Web page and app entries
|---|
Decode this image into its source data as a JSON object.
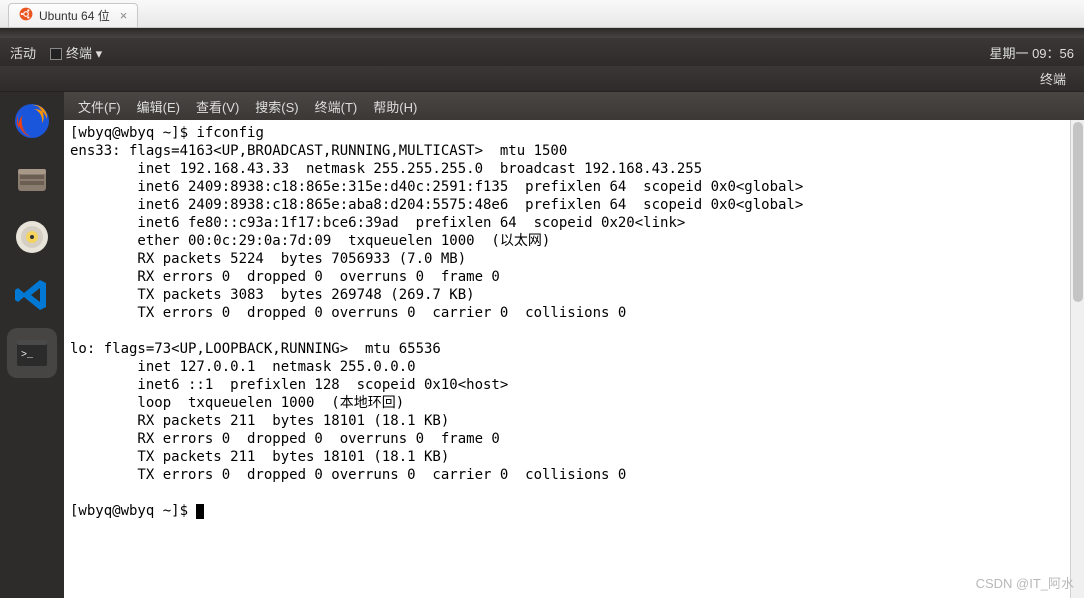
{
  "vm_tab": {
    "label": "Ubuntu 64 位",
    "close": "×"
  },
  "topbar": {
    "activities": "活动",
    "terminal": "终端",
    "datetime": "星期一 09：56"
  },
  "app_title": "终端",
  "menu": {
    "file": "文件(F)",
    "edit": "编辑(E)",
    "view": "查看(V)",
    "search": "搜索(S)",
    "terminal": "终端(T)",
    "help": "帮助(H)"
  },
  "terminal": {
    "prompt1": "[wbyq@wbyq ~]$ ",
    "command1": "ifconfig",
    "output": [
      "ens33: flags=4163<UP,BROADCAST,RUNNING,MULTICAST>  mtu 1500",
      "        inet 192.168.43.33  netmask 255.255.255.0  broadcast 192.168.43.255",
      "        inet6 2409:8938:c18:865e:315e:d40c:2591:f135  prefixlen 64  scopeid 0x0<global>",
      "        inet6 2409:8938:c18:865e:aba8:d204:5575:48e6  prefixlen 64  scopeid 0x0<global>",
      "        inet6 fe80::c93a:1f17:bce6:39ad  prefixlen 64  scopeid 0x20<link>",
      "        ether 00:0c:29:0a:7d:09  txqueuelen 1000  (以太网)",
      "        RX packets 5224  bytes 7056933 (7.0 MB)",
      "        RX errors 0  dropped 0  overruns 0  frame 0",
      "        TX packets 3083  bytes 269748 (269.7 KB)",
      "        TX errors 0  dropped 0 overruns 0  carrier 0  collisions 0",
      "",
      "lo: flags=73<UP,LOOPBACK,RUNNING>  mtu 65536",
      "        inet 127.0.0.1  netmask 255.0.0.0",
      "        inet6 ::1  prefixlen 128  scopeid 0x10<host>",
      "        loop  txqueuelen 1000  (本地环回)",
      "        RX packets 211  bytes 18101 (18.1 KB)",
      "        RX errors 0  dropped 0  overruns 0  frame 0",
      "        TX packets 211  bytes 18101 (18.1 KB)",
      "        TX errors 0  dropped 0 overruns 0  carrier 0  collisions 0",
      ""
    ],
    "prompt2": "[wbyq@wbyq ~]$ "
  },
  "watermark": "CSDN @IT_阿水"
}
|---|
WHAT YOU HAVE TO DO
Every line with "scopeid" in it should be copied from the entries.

YOUR SOLUTION
      "        inet6 2409:8938:c18:865e:315e:d40c:2591:f135  prefixlen 64  scopeid 0x0<global>",
      "        inet6 2409:8938:c18:865e:aba8:d204:5575:48e6  prefixlen 64  scopeid 0x0<global>",
      "        inet6 fe80::c93a:1f17:bce6:39ad  prefixlen 64  scopeid 0x20<link>",
      "        inet6 ::1  prefixlen 128  scopeid 0x10<host>",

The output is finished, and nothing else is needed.